Better Back

Jul 5, 2016

Exercising for a Better Back
If you follow our YouTube channel then you will know that we are currently doing a series on exercises for a Better Back. Since back health is such an important topic, we wanted to spend a little bit more time on it by focusing this month’s blog post on explaining a little more in depth how exercise can help to improve back health.
If you’ve ever heard someone say ‘you only get one back, you better take care of it’ you have heard some smart advice! While there are many amazing things Doctors can do these days I have yet to hear of back transplant. Therefore, it is very important that we do all we can to keep our backs healthy. Of course, not all problems can be prevented but exercising with proper form is a great place to start when trying to prevent back pain. If you, as most people in their lifetime do, already experience back pain there may be certain precautions to take (always check with your doctor first), but exercise may help reduce the severity of your symptoms or, if you’re lucky, eliminate it all together. Here are three ways that exercise can help to prevent or improve back pain.
1) Keep muscles strong to reduce risk of injury.

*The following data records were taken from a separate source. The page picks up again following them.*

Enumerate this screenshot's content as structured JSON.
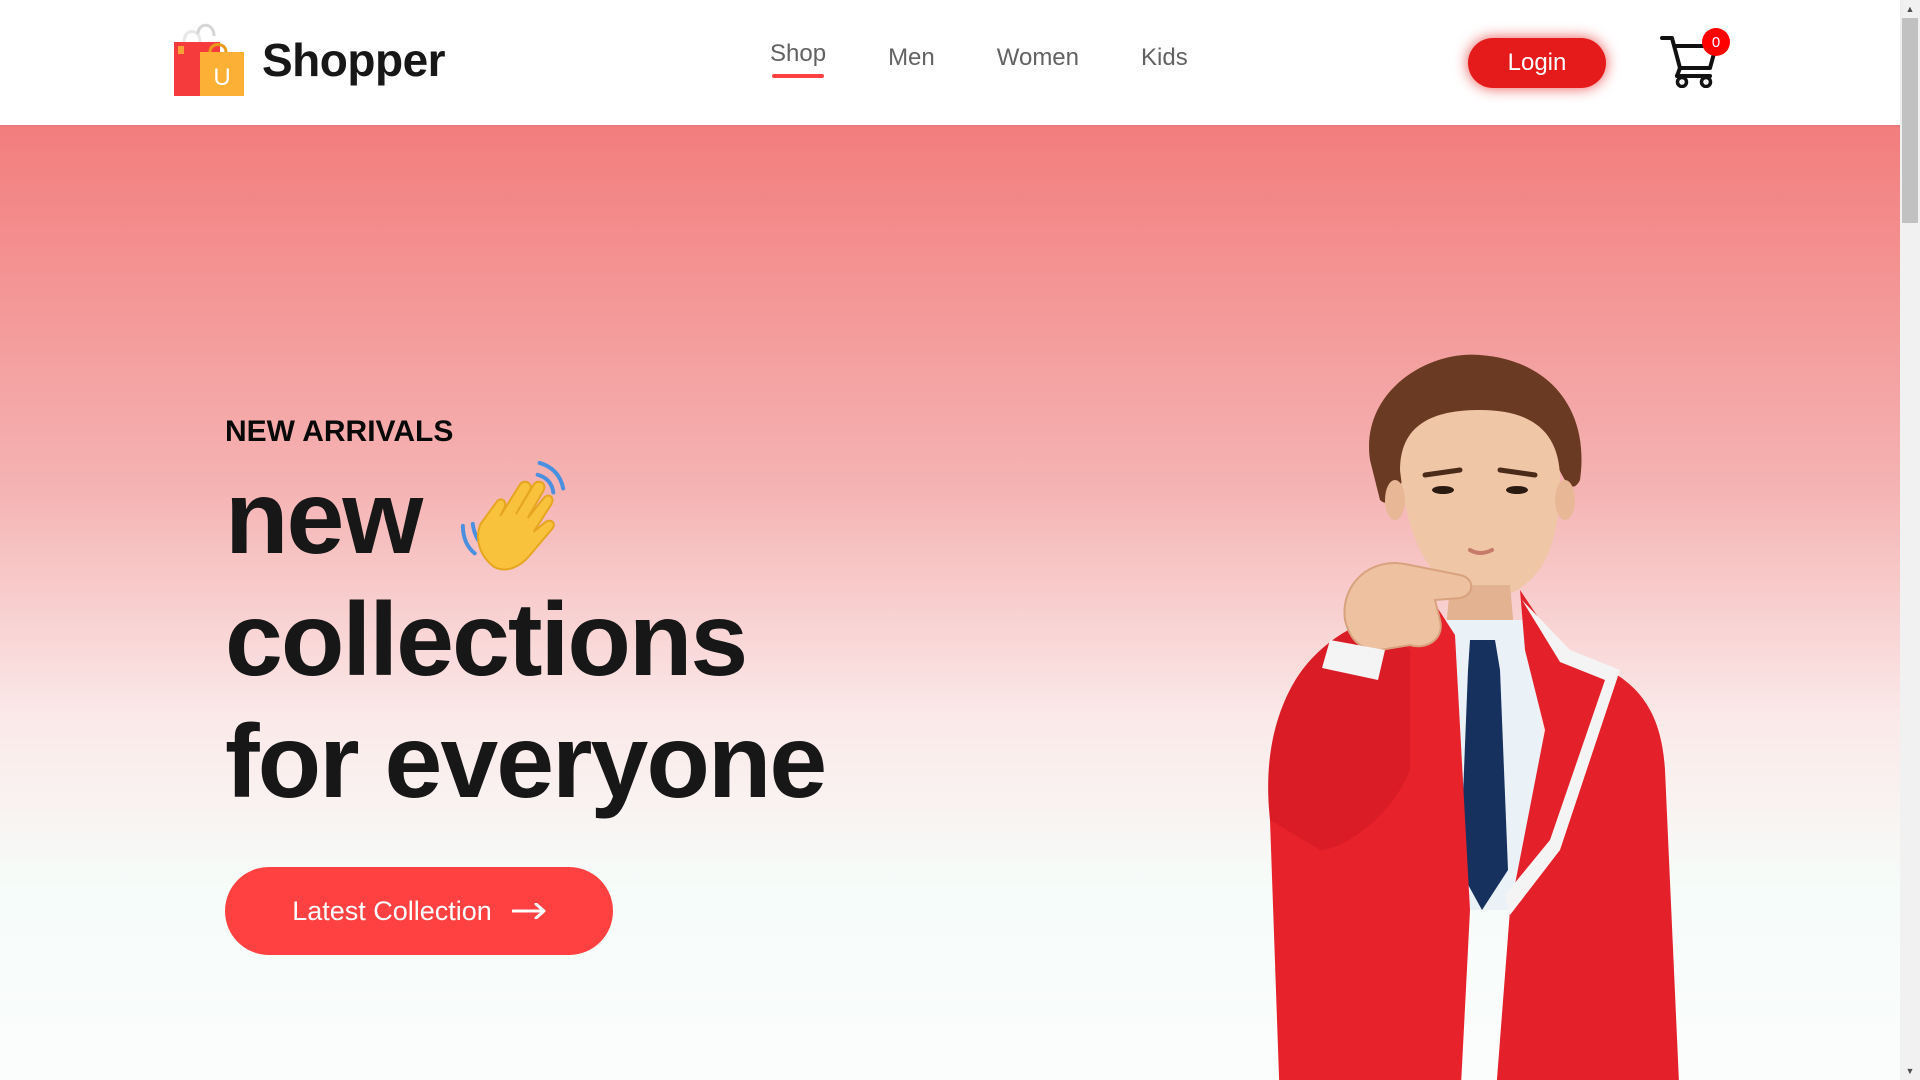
{
  "brand": {
    "name": "Shopper",
    "logo_icon": "shopping-bags-icon",
    "logo_letter": "U"
  },
  "nav": {
    "items": [
      {
        "label": "Shop",
        "active": true
      },
      {
        "label": "Men",
        "active": false
      },
      {
        "label": "Women",
        "active": false
      },
      {
        "label": "Kids",
        "active": false
      }
    ]
  },
  "header": {
    "login_label": "Login",
    "cart_icon": "cart-icon",
    "cart_count": "0"
  },
  "hero": {
    "subtitle": "NEW ARRIVALS",
    "line1": "new",
    "line2": "collections",
    "line3": "for everyone",
    "hand_icon": "waving-hand-icon",
    "button_label": "Latest Collection",
    "button_icon": "arrow-right-icon",
    "image": "model-in-red-blazer-pointing"
  },
  "colors": {
    "accent": "#ff4141",
    "login": "#e51b1b",
    "text_dark": "#171717",
    "nav_text": "#626262",
    "hero_top": "#f37d7d",
    "hero_bottom": "#fbfdfc"
  }
}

When we exercise on a regular basis we keep our muscles strong and capable of meeting life’s demands. Have you ever gone out to shovel snow for the first time in the winter and had a sore back the next day? Many people experience this but may have been able to prevent it by having exercised regularly throughout the course of the year. When we keep our muscles strong and healthy through exercise, tasks that we face in everyday seem easier and are less likely to strain us. Additionally, training your muscles under the guidance of a personal trainer who can promote proper form can help us to not put our backs at risk by performing daily tasks in safe manner. Bend with the Knees, friends!

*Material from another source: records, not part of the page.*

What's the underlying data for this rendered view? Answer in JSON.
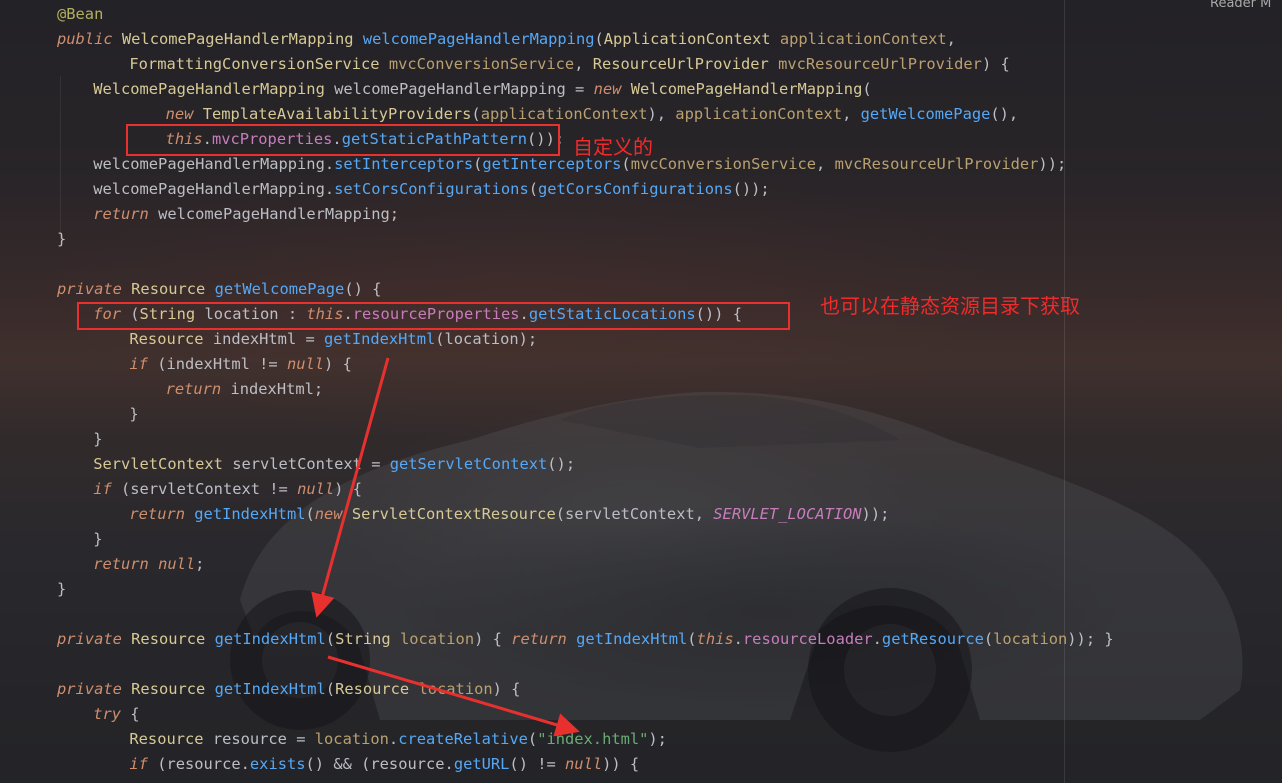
{
  "window": {
    "reader_mode_label": "Reader M"
  },
  "colors": {
    "keyword": "#cf8e6d",
    "type": "#d6c995",
    "method": "#56a8f5",
    "field": "#c77dbb",
    "param": "#b9a070",
    "string": "#6aab73",
    "annotation": "#b3ae60",
    "plain": "#bcbec4",
    "highlight": "#e8302f"
  },
  "annotations": {
    "custom_label": "自定义的",
    "static_dir_label": "也可以在静态资源目录下获取"
  },
  "code_lines": [
    {
      "indent": 0,
      "tokens": [
        [
          "an",
          "@Bean"
        ]
      ]
    },
    {
      "indent": 0,
      "tokens": [
        [
          "kw",
          "public"
        ],
        [
          "pu",
          " "
        ],
        [
          "ty",
          "WelcomePageHandlerMapping"
        ],
        [
          "pu",
          " "
        ],
        [
          "fn",
          "welcomePageHandlerMapping"
        ],
        [
          "pu",
          "("
        ],
        [
          "ty",
          "ApplicationContext"
        ],
        [
          "pu",
          " "
        ],
        [
          "par",
          "applicationContext"
        ],
        [
          "pu",
          ","
        ]
      ]
    },
    {
      "indent": 8,
      "tokens": [
        [
          "ty",
          "FormattingConversionService"
        ],
        [
          "pu",
          " "
        ],
        [
          "par",
          "mvcConversionService"
        ],
        [
          "pu",
          ", "
        ],
        [
          "ty",
          "ResourceUrlProvider"
        ],
        [
          "pu",
          " "
        ],
        [
          "par",
          "mvcResourceUrlProvider"
        ],
        [
          "pu",
          ") {"
        ]
      ]
    },
    {
      "indent": 4,
      "tokens": [
        [
          "ty",
          "WelcomePageHandlerMapping"
        ],
        [
          "pu",
          " "
        ],
        [
          "id",
          "welcomePageHandlerMapping"
        ],
        [
          "pu",
          " = "
        ],
        [
          "kw",
          "new"
        ],
        [
          "pu",
          " "
        ],
        [
          "ty",
          "WelcomePageHandlerMapping"
        ],
        [
          "pu",
          "("
        ]
      ]
    },
    {
      "indent": 12,
      "tokens": [
        [
          "kw",
          "new"
        ],
        [
          "pu",
          " "
        ],
        [
          "ty",
          "TemplateAvailabilityProviders"
        ],
        [
          "pu",
          "("
        ],
        [
          "par",
          "applicationContext"
        ],
        [
          "pu",
          "), "
        ],
        [
          "par",
          "applicationContext"
        ],
        [
          "pu",
          ", "
        ],
        [
          "fn",
          "getWelcomePage"
        ],
        [
          "pu",
          "(),"
        ]
      ]
    },
    {
      "indent": 12,
      "tokens": [
        [
          "kw",
          "this"
        ],
        [
          "pu",
          "."
        ],
        [
          "fld",
          "mvcProperties"
        ],
        [
          "pu",
          "."
        ],
        [
          "fn",
          "getStaticPathPattern"
        ],
        [
          "pu",
          "());"
        ]
      ]
    },
    {
      "indent": 4,
      "tokens": [
        [
          "id",
          "welcomePageHandlerMapping"
        ],
        [
          "pu",
          "."
        ],
        [
          "fn",
          "setInterceptors"
        ],
        [
          "pu",
          "("
        ],
        [
          "fn",
          "getInterceptors"
        ],
        [
          "pu",
          "("
        ],
        [
          "par",
          "mvcConversionService"
        ],
        [
          "pu",
          ", "
        ],
        [
          "par",
          "mvcResourceUrlProvider"
        ],
        [
          "pu",
          "));"
        ]
      ]
    },
    {
      "indent": 4,
      "tokens": [
        [
          "id",
          "welcomePageHandlerMapping"
        ],
        [
          "pu",
          "."
        ],
        [
          "fn",
          "setCorsConfigurations"
        ],
        [
          "pu",
          "("
        ],
        [
          "fn",
          "getCorsConfigurations"
        ],
        [
          "pu",
          "());"
        ]
      ]
    },
    {
      "indent": 4,
      "tokens": [
        [
          "kw",
          "return"
        ],
        [
          "pu",
          " "
        ],
        [
          "id",
          "welcomePageHandlerMapping"
        ],
        [
          "pu",
          ";"
        ]
      ]
    },
    {
      "indent": 0,
      "tokens": [
        [
          "pu",
          "}"
        ]
      ]
    },
    {
      "indent": 0,
      "tokens": []
    },
    {
      "indent": 0,
      "tokens": [
        [
          "kw",
          "private"
        ],
        [
          "pu",
          " "
        ],
        [
          "ty",
          "Resource"
        ],
        [
          "pu",
          " "
        ],
        [
          "fn",
          "getWelcomePage"
        ],
        [
          "pu",
          "() {"
        ]
      ]
    },
    {
      "indent": 4,
      "tokens": [
        [
          "kw",
          "for"
        ],
        [
          "pu",
          " ("
        ],
        [
          "ty",
          "String"
        ],
        [
          "pu",
          " "
        ],
        [
          "id",
          "location"
        ],
        [
          "pu",
          " : "
        ],
        [
          "kw",
          "this"
        ],
        [
          "pu",
          "."
        ],
        [
          "fld",
          "resourceProperties"
        ],
        [
          "pu",
          "."
        ],
        [
          "fn",
          "getStaticLocations"
        ],
        [
          "pu",
          "()) {"
        ]
      ]
    },
    {
      "indent": 8,
      "tokens": [
        [
          "ty",
          "Resource"
        ],
        [
          "pu",
          " "
        ],
        [
          "id",
          "indexHtml"
        ],
        [
          "pu",
          " = "
        ],
        [
          "fn",
          "getIndexHtml"
        ],
        [
          "pu",
          "("
        ],
        [
          "id",
          "location"
        ],
        [
          "pu",
          ");"
        ]
      ]
    },
    {
      "indent": 8,
      "tokens": [
        [
          "kw",
          "if"
        ],
        [
          "pu",
          " ("
        ],
        [
          "id",
          "indexHtml"
        ],
        [
          "pu",
          " != "
        ],
        [
          "kw",
          "null"
        ],
        [
          "pu",
          ") {"
        ]
      ]
    },
    {
      "indent": 12,
      "tokens": [
        [
          "kw",
          "return"
        ],
        [
          "pu",
          " "
        ],
        [
          "id",
          "indexHtml"
        ],
        [
          "pu",
          ";"
        ]
      ]
    },
    {
      "indent": 8,
      "tokens": [
        [
          "pu",
          "}"
        ]
      ]
    },
    {
      "indent": 4,
      "tokens": [
        [
          "pu",
          "}"
        ]
      ]
    },
    {
      "indent": 4,
      "tokens": [
        [
          "ty",
          "ServletContext"
        ],
        [
          "pu",
          " "
        ],
        [
          "id",
          "servletContext"
        ],
        [
          "pu",
          " = "
        ],
        [
          "fn",
          "getServletContext"
        ],
        [
          "pu",
          "();"
        ]
      ]
    },
    {
      "indent": 4,
      "tokens": [
        [
          "kw",
          "if"
        ],
        [
          "pu",
          " ("
        ],
        [
          "id",
          "servletContext"
        ],
        [
          "pu",
          " != "
        ],
        [
          "kw",
          "null"
        ],
        [
          "pu",
          ") {"
        ]
      ]
    },
    {
      "indent": 8,
      "tokens": [
        [
          "kw",
          "return"
        ],
        [
          "pu",
          " "
        ],
        [
          "fn",
          "getIndexHtml"
        ],
        [
          "pu",
          "("
        ],
        [
          "kw",
          "new"
        ],
        [
          "pu",
          " "
        ],
        [
          "ty",
          "ServletContextResource"
        ],
        [
          "pu",
          "("
        ],
        [
          "id",
          "servletContext"
        ],
        [
          "pu",
          ", "
        ],
        [
          "cn",
          "SERVLET_LOCATION"
        ],
        [
          "pu",
          "));"
        ]
      ]
    },
    {
      "indent": 4,
      "tokens": [
        [
          "pu",
          "}"
        ]
      ]
    },
    {
      "indent": 4,
      "tokens": [
        [
          "kw",
          "return"
        ],
        [
          "pu",
          " "
        ],
        [
          "kw",
          "null"
        ],
        [
          "pu",
          ";"
        ]
      ]
    },
    {
      "indent": 0,
      "tokens": [
        [
          "pu",
          "}"
        ]
      ]
    },
    {
      "indent": 0,
      "tokens": []
    },
    {
      "indent": 0,
      "tokens": [
        [
          "kw",
          "private"
        ],
        [
          "pu",
          " "
        ],
        [
          "ty",
          "Resource"
        ],
        [
          "pu",
          " "
        ],
        [
          "fn",
          "getIndexHtml"
        ],
        [
          "pu",
          "("
        ],
        [
          "ty",
          "String"
        ],
        [
          "pu",
          " "
        ],
        [
          "par",
          "location"
        ],
        [
          "pu",
          ") { "
        ],
        [
          "kw",
          "return"
        ],
        [
          "pu",
          " "
        ],
        [
          "fn",
          "getIndexHtml"
        ],
        [
          "pu",
          "("
        ],
        [
          "kw",
          "this"
        ],
        [
          "pu",
          "."
        ],
        [
          "fld",
          "resourceLoader"
        ],
        [
          "pu",
          "."
        ],
        [
          "fn",
          "getResource"
        ],
        [
          "pu",
          "("
        ],
        [
          "par",
          "location"
        ],
        [
          "pu",
          ")); }"
        ]
      ]
    },
    {
      "indent": 0,
      "tokens": []
    },
    {
      "indent": 0,
      "tokens": [
        [
          "kw",
          "private"
        ],
        [
          "pu",
          " "
        ],
        [
          "ty",
          "Resource"
        ],
        [
          "pu",
          " "
        ],
        [
          "fn",
          "getIndexHtml"
        ],
        [
          "pu",
          "("
        ],
        [
          "ty",
          "Resource"
        ],
        [
          "pu",
          " "
        ],
        [
          "par",
          "location"
        ],
        [
          "pu",
          ") {"
        ]
      ]
    },
    {
      "indent": 4,
      "tokens": [
        [
          "kw",
          "try"
        ],
        [
          "pu",
          " {"
        ]
      ]
    },
    {
      "indent": 8,
      "tokens": [
        [
          "ty",
          "Resource"
        ],
        [
          "pu",
          " "
        ],
        [
          "id",
          "resource"
        ],
        [
          "pu",
          " = "
        ],
        [
          "par",
          "location"
        ],
        [
          "pu",
          "."
        ],
        [
          "fn",
          "createRelative"
        ],
        [
          "pu",
          "("
        ],
        [
          "st",
          "\"index.html\""
        ],
        [
          "pu",
          ");"
        ]
      ]
    },
    {
      "indent": 8,
      "tokens": [
        [
          "kw",
          "if"
        ],
        [
          "pu",
          " ("
        ],
        [
          "id",
          "resource"
        ],
        [
          "pu",
          "."
        ],
        [
          "fn",
          "exists"
        ],
        [
          "pu",
          "() && ("
        ],
        [
          "id",
          "resource"
        ],
        [
          "pu",
          "."
        ],
        [
          "fn",
          "getURL"
        ],
        [
          "pu",
          "() != "
        ],
        [
          "kw",
          "null"
        ],
        [
          "pu",
          ")) {"
        ]
      ]
    }
  ]
}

2) Keep our bones (including vertebrae) healthy.
As we age our bones can become more fragile. It is not uncommon to see excess curvature of the spine in older adults, often due to osteoporosis. Compression fractures due to osteoporosis can cause back pain and make it difficult to get moving again, so prevention of this is very important. In addition to making sure you get adequate Calcium and Vitamin D, weight bearing exercise can also help to keep our bones in good health and protect against osteoporosis.
3) Improve our posture, or maintain good posture.
Poor posture can wreak havoc on our entire body. It can change the way we walk, sit, and eventually we can lose the ability correct it. We often adopt a hunched posture as we look at phones, computers, read books etc. As a result the muscles in the front of our body become tighter as they stay in a shortened position and the muscles in the back of our body become weak as they are constantly in a lengthened position and not engaged. These unnatural positions put different stresses and pressures on our back’s that were never intended to be there. These stresses and pressures then cause pain. Strengthening weak muscles and stretching tight ones can help us to reverse poor body positioning, and make us more mindful of our posture as we go about our daily lives.
So let’s take care of our backs, it’s the only one we’ve got! Stay healthy friends!
In case you missed it, here is the first video in our series: Exercising for a Better Back Week 1